(Element data from apps and pages)
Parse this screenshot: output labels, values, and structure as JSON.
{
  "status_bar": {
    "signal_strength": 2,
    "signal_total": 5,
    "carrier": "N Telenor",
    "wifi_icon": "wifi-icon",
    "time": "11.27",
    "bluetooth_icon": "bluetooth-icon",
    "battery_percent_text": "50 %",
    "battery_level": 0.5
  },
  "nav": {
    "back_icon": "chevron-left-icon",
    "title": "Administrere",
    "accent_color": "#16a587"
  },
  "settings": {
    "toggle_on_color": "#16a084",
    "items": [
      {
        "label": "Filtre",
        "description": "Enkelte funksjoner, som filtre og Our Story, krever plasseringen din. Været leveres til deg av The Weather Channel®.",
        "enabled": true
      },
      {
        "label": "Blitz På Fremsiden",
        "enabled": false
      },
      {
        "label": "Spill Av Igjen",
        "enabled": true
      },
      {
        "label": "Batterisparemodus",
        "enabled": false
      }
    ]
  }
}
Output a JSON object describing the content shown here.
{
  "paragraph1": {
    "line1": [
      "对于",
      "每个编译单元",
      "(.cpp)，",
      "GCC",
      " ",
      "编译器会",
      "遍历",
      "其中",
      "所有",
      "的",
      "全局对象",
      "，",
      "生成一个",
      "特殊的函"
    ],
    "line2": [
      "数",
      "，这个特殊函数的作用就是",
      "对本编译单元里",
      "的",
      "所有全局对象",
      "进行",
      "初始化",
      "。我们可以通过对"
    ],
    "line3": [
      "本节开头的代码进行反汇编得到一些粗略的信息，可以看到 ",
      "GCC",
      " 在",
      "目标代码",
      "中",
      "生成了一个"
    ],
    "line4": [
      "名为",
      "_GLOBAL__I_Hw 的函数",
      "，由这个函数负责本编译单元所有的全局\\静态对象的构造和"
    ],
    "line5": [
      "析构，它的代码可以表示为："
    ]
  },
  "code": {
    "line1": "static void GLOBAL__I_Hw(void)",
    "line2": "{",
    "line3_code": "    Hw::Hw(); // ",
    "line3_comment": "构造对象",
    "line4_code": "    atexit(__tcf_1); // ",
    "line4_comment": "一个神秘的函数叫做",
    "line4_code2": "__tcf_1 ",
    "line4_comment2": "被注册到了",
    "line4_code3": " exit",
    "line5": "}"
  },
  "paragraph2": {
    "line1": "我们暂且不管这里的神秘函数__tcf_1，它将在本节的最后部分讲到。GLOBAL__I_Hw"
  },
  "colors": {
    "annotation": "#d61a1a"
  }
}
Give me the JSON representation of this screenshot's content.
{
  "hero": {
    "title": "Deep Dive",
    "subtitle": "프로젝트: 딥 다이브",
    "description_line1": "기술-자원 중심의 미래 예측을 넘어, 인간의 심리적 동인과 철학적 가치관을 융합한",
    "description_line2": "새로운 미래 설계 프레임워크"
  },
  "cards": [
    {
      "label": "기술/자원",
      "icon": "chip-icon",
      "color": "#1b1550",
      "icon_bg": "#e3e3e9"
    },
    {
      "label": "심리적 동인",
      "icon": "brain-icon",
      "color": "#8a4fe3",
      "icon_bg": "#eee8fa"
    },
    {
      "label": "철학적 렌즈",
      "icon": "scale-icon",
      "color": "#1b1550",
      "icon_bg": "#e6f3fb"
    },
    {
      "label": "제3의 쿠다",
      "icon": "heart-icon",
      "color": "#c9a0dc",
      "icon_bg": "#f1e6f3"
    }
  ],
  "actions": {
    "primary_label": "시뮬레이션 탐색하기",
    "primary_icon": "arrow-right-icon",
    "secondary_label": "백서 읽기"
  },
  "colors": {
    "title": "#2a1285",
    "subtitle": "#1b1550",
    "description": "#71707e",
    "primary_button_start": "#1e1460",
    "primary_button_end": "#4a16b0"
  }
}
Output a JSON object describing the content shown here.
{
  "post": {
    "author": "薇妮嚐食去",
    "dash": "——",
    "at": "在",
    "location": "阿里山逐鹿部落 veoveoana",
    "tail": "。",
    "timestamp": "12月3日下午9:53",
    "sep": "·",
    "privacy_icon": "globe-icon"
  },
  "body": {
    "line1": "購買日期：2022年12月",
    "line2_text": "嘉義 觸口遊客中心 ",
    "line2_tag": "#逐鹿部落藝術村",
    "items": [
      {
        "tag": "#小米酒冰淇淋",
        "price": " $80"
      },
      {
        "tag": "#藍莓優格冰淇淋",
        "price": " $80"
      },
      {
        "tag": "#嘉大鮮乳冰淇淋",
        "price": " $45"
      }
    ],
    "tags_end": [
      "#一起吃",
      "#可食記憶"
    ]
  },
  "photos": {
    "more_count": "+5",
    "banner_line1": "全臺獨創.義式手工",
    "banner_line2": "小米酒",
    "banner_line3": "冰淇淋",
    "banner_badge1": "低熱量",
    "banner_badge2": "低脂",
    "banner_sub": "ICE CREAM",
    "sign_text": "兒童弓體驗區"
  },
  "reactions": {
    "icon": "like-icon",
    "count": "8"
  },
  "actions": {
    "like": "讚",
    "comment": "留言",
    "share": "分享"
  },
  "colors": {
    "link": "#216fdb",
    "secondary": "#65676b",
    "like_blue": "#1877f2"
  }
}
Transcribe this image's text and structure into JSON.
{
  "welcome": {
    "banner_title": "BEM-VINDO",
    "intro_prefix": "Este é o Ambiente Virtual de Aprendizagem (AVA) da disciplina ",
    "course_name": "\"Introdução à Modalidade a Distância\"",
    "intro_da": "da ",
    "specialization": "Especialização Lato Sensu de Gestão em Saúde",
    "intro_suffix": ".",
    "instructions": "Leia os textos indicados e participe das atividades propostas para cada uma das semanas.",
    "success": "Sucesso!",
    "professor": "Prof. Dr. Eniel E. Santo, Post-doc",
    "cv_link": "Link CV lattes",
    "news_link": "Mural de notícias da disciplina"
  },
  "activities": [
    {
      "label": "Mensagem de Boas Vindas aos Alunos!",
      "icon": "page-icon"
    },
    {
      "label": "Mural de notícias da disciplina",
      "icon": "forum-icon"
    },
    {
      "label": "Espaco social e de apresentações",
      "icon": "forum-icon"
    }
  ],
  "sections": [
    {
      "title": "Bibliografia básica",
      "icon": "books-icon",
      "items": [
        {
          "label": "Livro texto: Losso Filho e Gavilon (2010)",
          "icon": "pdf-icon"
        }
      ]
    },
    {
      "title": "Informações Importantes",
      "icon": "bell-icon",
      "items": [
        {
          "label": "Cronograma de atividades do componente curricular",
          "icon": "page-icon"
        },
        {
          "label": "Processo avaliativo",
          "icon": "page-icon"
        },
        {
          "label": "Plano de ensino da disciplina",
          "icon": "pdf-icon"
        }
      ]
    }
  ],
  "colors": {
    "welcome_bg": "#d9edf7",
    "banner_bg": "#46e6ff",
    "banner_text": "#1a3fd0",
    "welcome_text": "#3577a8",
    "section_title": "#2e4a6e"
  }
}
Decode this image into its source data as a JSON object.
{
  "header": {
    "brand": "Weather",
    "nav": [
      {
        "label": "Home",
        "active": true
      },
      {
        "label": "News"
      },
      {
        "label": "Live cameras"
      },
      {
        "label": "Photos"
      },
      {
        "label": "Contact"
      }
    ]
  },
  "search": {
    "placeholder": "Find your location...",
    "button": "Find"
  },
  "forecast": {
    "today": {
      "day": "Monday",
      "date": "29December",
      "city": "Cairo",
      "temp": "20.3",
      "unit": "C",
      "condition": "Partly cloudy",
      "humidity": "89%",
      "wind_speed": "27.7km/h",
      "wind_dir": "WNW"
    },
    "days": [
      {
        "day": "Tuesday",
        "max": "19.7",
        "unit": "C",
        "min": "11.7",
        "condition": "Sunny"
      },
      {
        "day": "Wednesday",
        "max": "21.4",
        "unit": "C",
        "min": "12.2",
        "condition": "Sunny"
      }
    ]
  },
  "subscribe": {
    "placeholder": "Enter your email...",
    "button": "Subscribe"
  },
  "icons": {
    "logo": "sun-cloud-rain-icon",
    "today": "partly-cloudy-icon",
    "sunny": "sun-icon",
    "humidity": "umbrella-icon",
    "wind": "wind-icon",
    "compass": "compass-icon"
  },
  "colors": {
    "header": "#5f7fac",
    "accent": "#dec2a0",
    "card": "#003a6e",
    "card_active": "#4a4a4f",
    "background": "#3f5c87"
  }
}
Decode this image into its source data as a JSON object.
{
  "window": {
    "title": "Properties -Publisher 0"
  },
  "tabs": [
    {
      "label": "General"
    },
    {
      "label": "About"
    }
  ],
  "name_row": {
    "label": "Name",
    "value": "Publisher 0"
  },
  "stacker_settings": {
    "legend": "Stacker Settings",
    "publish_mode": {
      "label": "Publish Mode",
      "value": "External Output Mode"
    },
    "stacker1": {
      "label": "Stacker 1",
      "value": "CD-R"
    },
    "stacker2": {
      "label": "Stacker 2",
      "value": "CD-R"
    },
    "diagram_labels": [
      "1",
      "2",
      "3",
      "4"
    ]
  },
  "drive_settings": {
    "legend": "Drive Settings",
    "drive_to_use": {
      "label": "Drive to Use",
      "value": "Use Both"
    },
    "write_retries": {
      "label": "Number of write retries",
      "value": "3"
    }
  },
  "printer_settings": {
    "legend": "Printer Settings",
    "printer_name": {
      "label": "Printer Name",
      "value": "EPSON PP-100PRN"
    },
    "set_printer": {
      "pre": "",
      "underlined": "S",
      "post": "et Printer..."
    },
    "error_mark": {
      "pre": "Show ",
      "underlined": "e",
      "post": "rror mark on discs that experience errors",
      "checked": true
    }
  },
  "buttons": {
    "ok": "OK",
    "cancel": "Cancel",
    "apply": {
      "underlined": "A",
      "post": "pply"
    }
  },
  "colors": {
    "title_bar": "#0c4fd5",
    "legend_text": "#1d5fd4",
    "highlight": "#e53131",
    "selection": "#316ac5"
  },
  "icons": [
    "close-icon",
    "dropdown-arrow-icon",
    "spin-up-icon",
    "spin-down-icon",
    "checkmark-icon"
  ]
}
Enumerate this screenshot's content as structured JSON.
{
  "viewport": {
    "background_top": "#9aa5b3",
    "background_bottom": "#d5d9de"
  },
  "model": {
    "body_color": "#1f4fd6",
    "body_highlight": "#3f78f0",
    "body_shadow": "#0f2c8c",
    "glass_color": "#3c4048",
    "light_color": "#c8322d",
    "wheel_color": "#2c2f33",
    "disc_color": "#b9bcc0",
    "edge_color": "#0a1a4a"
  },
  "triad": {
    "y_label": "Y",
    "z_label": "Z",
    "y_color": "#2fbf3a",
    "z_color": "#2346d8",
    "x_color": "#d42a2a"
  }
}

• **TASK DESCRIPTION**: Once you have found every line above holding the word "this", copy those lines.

• **WORKED SOLUTION**:
Parse this screenshot: output labels, values, and structure as JSON.
Give me the JSON representation of this screenshot's content.
Transcribe this image's text and structure into JSON.
Decode this image into its source data as a JSON object.
Decode this image into its source data as a JSON object.
Enumerate this screenshot's content as structured JSON.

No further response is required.